Two Days in Greda by Táňa Ranisavićová
My brother, mother and I went to the hills of Bosnia.
She wanted to see us for the last time.
“She died at 7 a.m.” said cousin Dragan when we got there in the evening.
We went to her room to see her.
She was tiny and skinny and yellow, with no teeth.
I couldn’t take my eyes off her.
All the night, her children, grandchildren and many other people I didn’t know
Were sitting in the kitchen, smoking, drinking coffee and rakija,
Talking about her life, laughing and crying and hugging me.
The next morning, women were cooking and men were making a coffin outside.
They couldn’t get it upstairs
So her son took her out in his arms
And laid her into the coffin.
We were standing in the sun, sweating, clutching long candles.
The hot wax was flowing on our hands.
I was looking at the hills under the village, divided by a deep canyon,
Trembling in the rhythm of the nails being hammered in.
Her daughters were singing songs about her.
We followed the tractor with the coffin
Up the hill to the cemetery.
Many new graves were there.
Next to the hole in the ground some bones and a skull were laid.
Nobody knew whose they used to be.
Cousin Riste offered a shot of rakija to everyone.
Men put the coffin into the hole and threw the bones back in.
While they were covering it with soil,
The cries and songs of the women didn’t stop
And they kept interrupting the priest’s speech.
The men poured a few bottles of rakija all over the ground.
My aunts lay down on the grave, crying.
“Oh mother, you gave me my life, why are you leaving me?”
Their songs had never been louder.
In the afternoon, my cousins and I took a walk
In the meadows outside the village.
They assured me that the mine fields were on the other side of the hill.
That night, a strong earthquake woke me up.

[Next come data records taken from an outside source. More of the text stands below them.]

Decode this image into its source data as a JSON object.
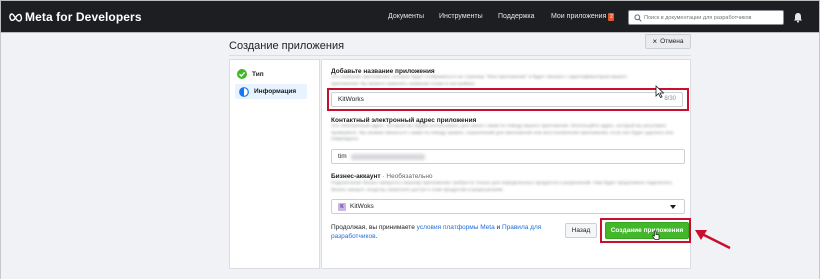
{
  "topbar": {
    "brand": "Meta for Developers",
    "nav": [
      "Документы",
      "Инструменты",
      "Поддержка",
      "Мои приложения"
    ],
    "apps_badge": "2",
    "search_placeholder": "Поиск в документации для разработчиков"
  },
  "page": {
    "title": "Создание приложения",
    "cancel_label": "Отмена"
  },
  "steps": [
    {
      "label": "Тип",
      "state": "done"
    },
    {
      "label": "Информация",
      "state": "active"
    }
  ],
  "app_name": {
    "label": "Добавьте название приложения",
    "desc_line1": "Это название приложения, которое будет отображаться на странице \"Мои приложения\" и будет связано с идентификатором вашего",
    "desc_line2": "приложения. Вы можете изменить название позже в настройках.",
    "value": "KitWorks",
    "counter": "8/30"
  },
  "contact_email": {
    "label": "Контактный электронный адрес приложения",
    "desc": "Это электронный адрес, который мы будем использовать для связи с вами по поводу вашего приложения. Используйте адрес, который вы регулярно проверяете. Мы можем связаться с вами по поводу правил, ограничений для приложения или восстановления приложения, если оно будет удалено или повреждено.",
    "value": "tim"
  },
  "business": {
    "label": "Бизнес-аккаунт",
    "optional": " · Необязательно",
    "desc": "Подключение бизнес-аккаунта к вашему приложению требуется только для определенных продуктов и разрешений. Нам будет предложено подключить бизнес-аккаунт, когда вы запросите доступ к этим продуктам и разрешениям.",
    "badge": "K",
    "selected": "KitWoks"
  },
  "footer": {
    "agree_prefix": "Продолжая, вы принимаете ",
    "link1": "условия платформы Meta",
    "and": " и ",
    "link2": "Правила для разработчиков",
    "suffix": ".",
    "back_label": "Назад",
    "create_label": "Создание приложения"
  },
  "colors": {
    "topbar": "#1c1e21",
    "accent_green": "#42b72a",
    "highlight_red": "#c8102e",
    "link_blue": "#216fdb",
    "step_active_bg": "#e7f3ff"
  }
}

It didn’t bother me and I fell asleep again.
When I came home,
There was nothing of what I had left there
When I went to the hills of Bosnia.